** YOUR GOAL **
Whenever a line below mentions the word "Weather", that line should be copied.
+-------+
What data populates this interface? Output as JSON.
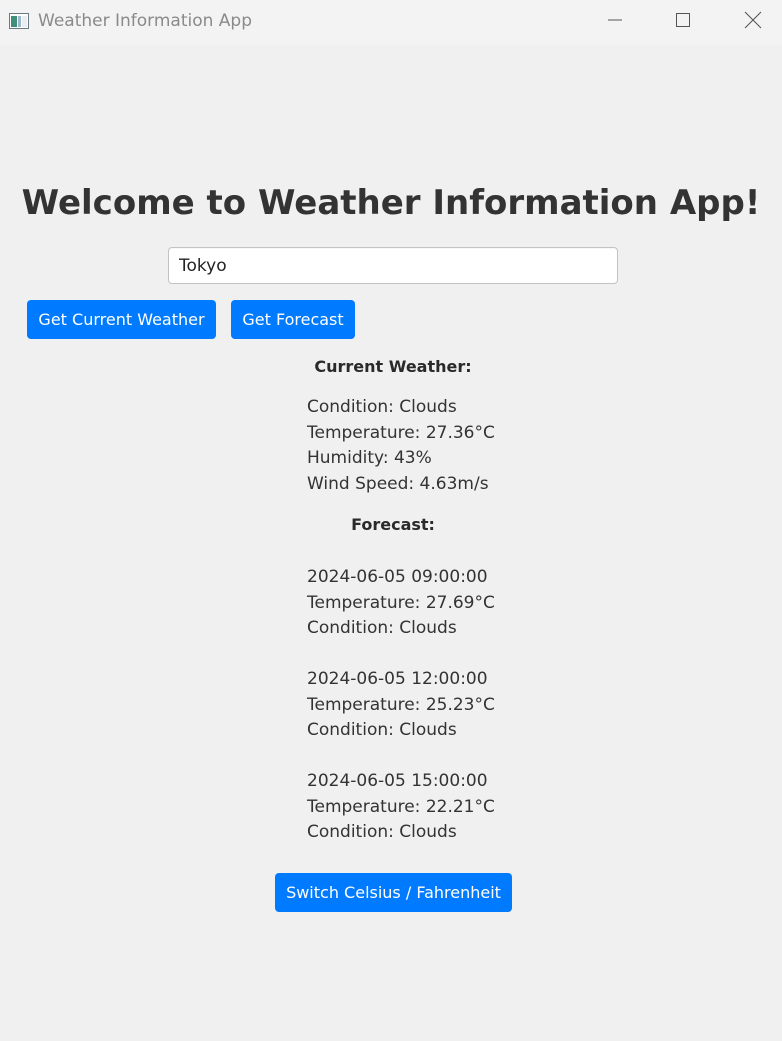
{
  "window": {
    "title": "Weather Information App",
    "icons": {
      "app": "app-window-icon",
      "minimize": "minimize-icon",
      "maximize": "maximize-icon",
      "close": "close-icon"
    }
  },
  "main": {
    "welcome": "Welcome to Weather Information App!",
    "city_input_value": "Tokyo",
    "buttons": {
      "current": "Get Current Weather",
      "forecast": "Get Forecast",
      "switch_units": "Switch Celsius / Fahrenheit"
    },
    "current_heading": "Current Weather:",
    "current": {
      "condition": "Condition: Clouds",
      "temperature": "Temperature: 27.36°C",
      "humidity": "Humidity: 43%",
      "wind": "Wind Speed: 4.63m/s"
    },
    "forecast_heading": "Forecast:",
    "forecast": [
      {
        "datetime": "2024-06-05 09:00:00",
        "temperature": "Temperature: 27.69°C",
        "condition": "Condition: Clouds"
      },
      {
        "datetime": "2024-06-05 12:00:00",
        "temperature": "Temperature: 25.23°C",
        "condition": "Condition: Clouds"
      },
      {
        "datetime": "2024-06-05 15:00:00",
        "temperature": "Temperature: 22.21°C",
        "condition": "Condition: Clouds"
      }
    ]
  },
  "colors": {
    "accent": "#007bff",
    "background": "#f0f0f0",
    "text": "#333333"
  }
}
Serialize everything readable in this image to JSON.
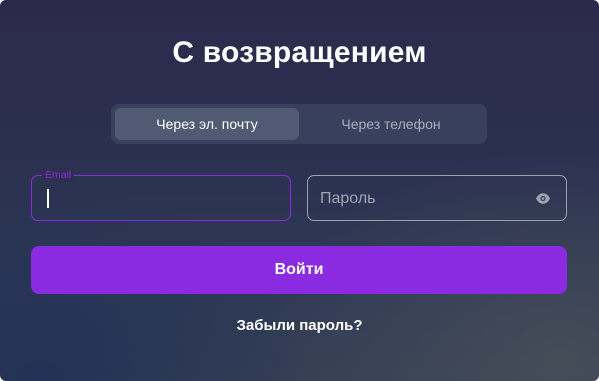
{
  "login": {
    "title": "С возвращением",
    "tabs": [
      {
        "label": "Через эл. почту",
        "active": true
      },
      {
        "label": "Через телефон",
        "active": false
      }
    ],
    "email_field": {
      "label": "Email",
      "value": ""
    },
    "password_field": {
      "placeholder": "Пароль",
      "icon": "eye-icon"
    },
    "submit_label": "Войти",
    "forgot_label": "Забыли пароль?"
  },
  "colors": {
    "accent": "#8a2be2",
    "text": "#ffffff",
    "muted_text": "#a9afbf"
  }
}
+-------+
** EXERCISE RESULT **
    "title": "Weather Information App",
    "welcome": "Welcome to Weather Information App!",
      "current": "Get Current Weather",
    "current_heading": "Current Weather:",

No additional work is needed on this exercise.